Smashing Pumpkins – ‘Shiny and Oh So Bright, Vol. 1’ review

Rather than a '90s-rock pastiche, the reunited Pumpkins' comeback album is a showcase in artful songcraft

“I want my band back, and my songs, and my dreams,” wrote Billy Corgan in a full-page ad in his hometown’s Chiacgo Tribute in 2005, declaring his plans to ‘renew’ the Smashing Pumpkins. After the alt-rock anti-heroes disbanded in 2000, Corgan’s dabblings with the technicolour Zwan and the electro-shoegaze of debut solo album ‘TheFutureEmbrace’ had clearly not satisfied the dizzying heights of game-changing ambition.

Returning with drummer Jimmy Chamberlin but not founding members D’Arcy Wretzky or James Iha, the new incarnation of the Pumpkins found themselves back at the top of festival bills but failing to capture the hearts of fans and critics with 2007’s ‘Zeitgeist’. With new guitarist Jeff Schroeder on board, they’d continue to fight the good fight with two further albums and a shifting line-up, with 2014’s ‘Monuments To An Elegy’ proving to be their finest work, arguably, since ‘Mellon Collie & The Infinite Sadness’.

Alas, the world at large remained cold to them.
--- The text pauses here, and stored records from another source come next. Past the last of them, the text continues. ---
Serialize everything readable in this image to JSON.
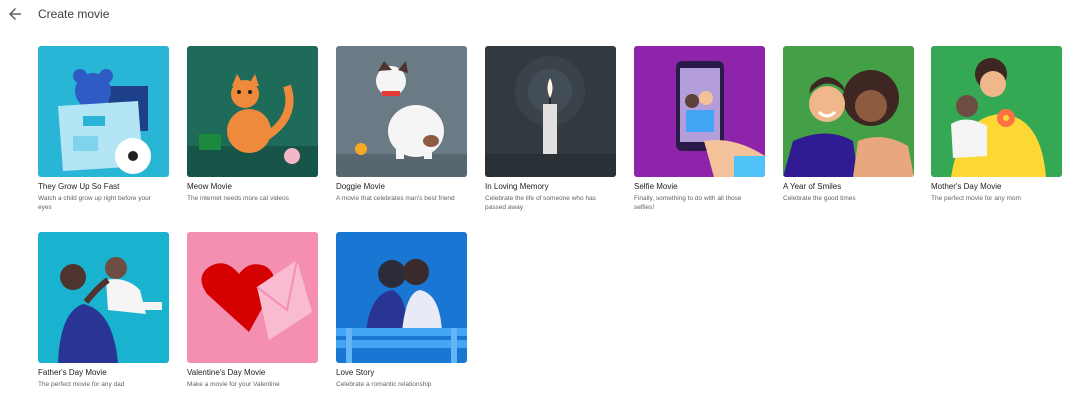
{
  "header": {
    "title": "Create movie",
    "back_icon": "arrow-back-icon"
  },
  "cards": [
    {
      "name": "They Grow Up So Fast",
      "desc": "Watch a child grow up right before your eyes",
      "bg": "#29b6d6"
    },
    {
      "name": "Meow Movie",
      "desc": "The internet needs more cat videos",
      "bg": "#1e6b5a"
    },
    {
      "name": "Doggie Movie",
      "desc": "A movie that celebrates man's best friend",
      "bg": "#6b7b86"
    },
    {
      "name": "In Loving Memory",
      "desc": "Celebrate the life of someone who has passed away",
      "bg": "#323a40"
    },
    {
      "name": "Selfie Movie",
      "desc": "Finally, something to do with all those selfies!",
      "bg": "#8e24aa"
    },
    {
      "name": "A Year of Smiles",
      "desc": "Celebrate the good times",
      "bg": "#43a047"
    },
    {
      "name": "Mother's Day Movie",
      "desc": "The perfect movie for any mom",
      "bg": "#34a853"
    },
    {
      "name": "Father's Day Movie",
      "desc": "The perfect movie for any dad",
      "bg": "#1ab3cf"
    },
    {
      "name": "Valentine's Day Movie",
      "desc": "Make a movie for your Valentine",
      "bg": "#f48fb1"
    },
    {
      "name": "Love Story",
      "desc": "Celebrate a romantic relationship",
      "bg": "#1976d2"
    }
  ]
}
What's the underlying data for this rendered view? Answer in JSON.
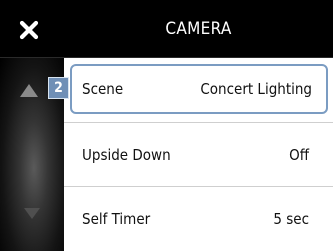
{
  "header": {
    "title": "CAMERA",
    "close_icon": "close-x-icon"
  },
  "nav": {
    "up_icon": "scroll-up-triangle-icon",
    "down_icon": "scroll-down-triangle-icon",
    "selected_number": "2"
  },
  "settings": [
    {
      "label": "Scene",
      "value": "Concert Lighting",
      "selected": true
    },
    {
      "label": "Upside Down",
      "value": "Off",
      "selected": false
    },
    {
      "label": "Self Timer",
      "value": "5 sec",
      "selected": false
    }
  ],
  "colors": {
    "highlight_border": "#7b9cc2",
    "badge": "#6f8fb6"
  }
}
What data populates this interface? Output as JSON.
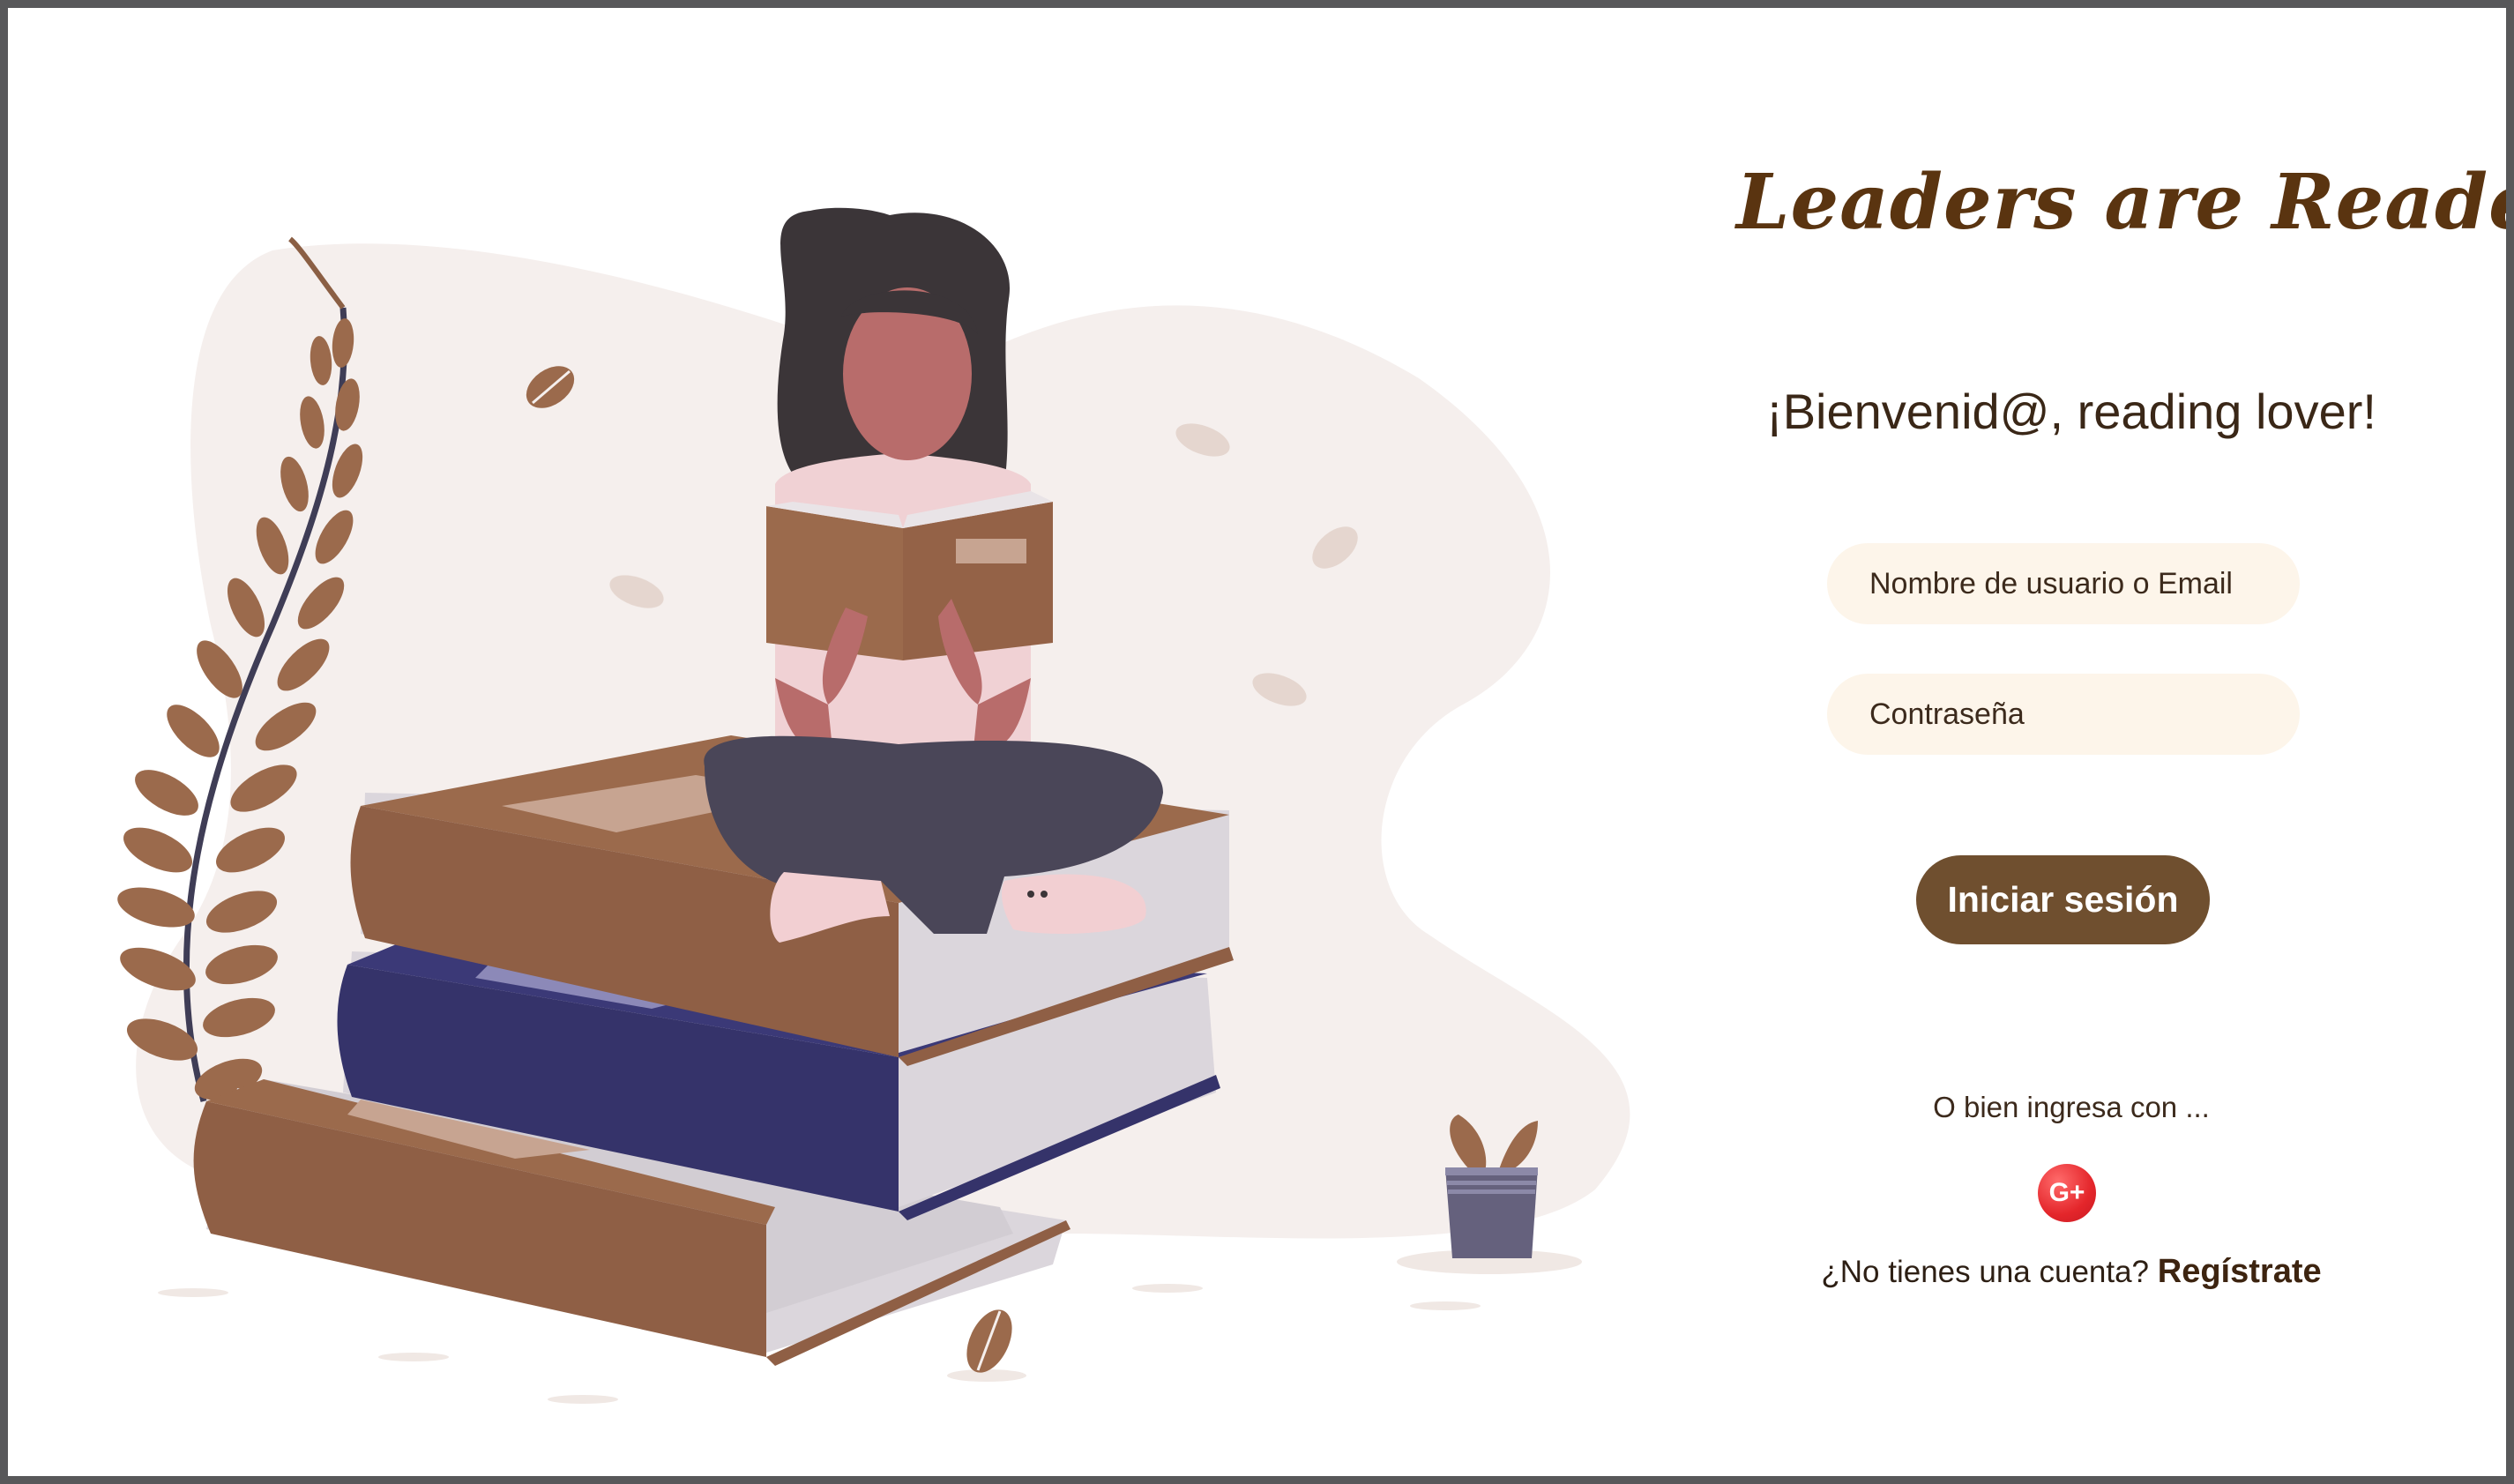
{
  "brand": {
    "title": "Leaders are Readers"
  },
  "welcome": {
    "text": "¡Bienvenid@, reading lover!"
  },
  "form": {
    "username_placeholder": "Nombre de usuario o Email",
    "password_placeholder": "Contraseña",
    "submit_label": "Iniciar sesión"
  },
  "social": {
    "prompt": "O bien ingresa con ...",
    "google_label": "G+"
  },
  "signup": {
    "question": "¿No tienes una cuenta?",
    "link_label": "Regístrate"
  },
  "colors": {
    "brand_brown": "#5a3410",
    "button_brown": "#6f4f2f",
    "input_bg": "#fdf5ea",
    "google_red": "#e4262b",
    "frame_border": "#58585a"
  },
  "icons": [
    "google-plus-icon"
  ]
}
Perhaps the dream was dead?

At the dawn of 2018 following months of rumour, Smashing Pumpkins announced that they’d be returning to tour with Corgan, Chamberlin, Iha and Schroeder. Relations with Wretzky had soured so publicly and bitterly as she slammed frontman for being ‘manipulative’, having ‘a shitty voice’ and potentially ‘a brain tumour’. The rest of the camp reported that relations within the band itself had never been better, with the now mature Corgan stating that he was ‘done playing the heel’. They were back to celebrate their legacy and create something worthwhile, but would that be enough to outshine the salacious headlines?
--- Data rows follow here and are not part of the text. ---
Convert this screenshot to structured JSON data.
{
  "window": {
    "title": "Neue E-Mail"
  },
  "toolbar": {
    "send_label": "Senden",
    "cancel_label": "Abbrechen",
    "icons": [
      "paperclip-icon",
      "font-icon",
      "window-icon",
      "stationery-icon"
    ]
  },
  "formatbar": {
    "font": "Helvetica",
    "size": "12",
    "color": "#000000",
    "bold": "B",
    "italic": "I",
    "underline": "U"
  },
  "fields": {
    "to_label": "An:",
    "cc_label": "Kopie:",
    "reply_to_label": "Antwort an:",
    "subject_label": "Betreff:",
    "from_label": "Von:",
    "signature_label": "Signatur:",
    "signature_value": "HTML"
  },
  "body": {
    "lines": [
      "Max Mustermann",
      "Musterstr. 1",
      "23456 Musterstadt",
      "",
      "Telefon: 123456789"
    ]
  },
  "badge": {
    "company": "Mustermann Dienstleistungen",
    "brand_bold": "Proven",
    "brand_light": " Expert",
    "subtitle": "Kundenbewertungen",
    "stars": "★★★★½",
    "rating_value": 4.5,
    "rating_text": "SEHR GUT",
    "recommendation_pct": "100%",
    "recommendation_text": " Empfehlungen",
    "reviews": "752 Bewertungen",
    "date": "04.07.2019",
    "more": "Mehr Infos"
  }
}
With the achingly Pumpkins title of ‘Shiny and Oh So Bright, Vol. 1 / LP: No Past. No Future. No Sun.’, the band’s ‘reunion’ album is eight tracks that boast the finer strands of their DNA without relying too much on nostalgia as a crutch. Opener ‘Knights Of Malta’ has Corgan with one foot in his usual mystical realm as he groans for ‘serpents and scarabs’, but musically one of their most unashamedly infectious moments as they blend Led Zep-esque choirs and strings with a modern pop vocal refrain.

‘Silvery Sometimes (Ghosts)’ continues the thread of their more subtly graceful moments. File this one next to ‘1979’, ‘Thirty Three’, ‘Try Try Try’, ‘Perfect’ and ‘Try, Try, Try’ as understated for maximum impact – but rooted with a timeless class rather than sounding like it belongs on a ’90s compilation.
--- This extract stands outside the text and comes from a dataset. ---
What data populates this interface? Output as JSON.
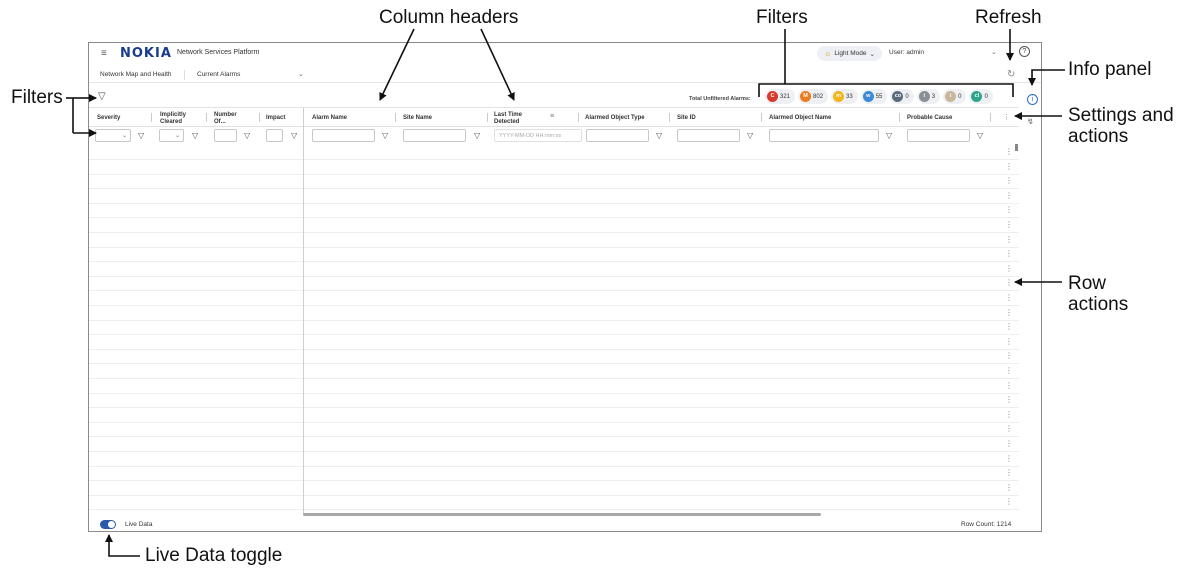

They sound equally as comfortable in their own skin on the aching slow-burner of ‘Travels’ and arena-ready stomp of ‘Alienation’. They’re back in full nihilistic rock sludge mode on ‘Solara’ and on the firey chase of ‘Marchin’ On’, featuring oh-so-Corgan enigmatic opening line: “she kills the anti-clock”. Still, the heavier moments refuse to act as a sledegehammer of alt-rock pastiche, which this record could so easily have been. Instead, it’s a showcase of songcraft that’s allowed to breathe and reveal itself. Bring on volume two. The dream lives on.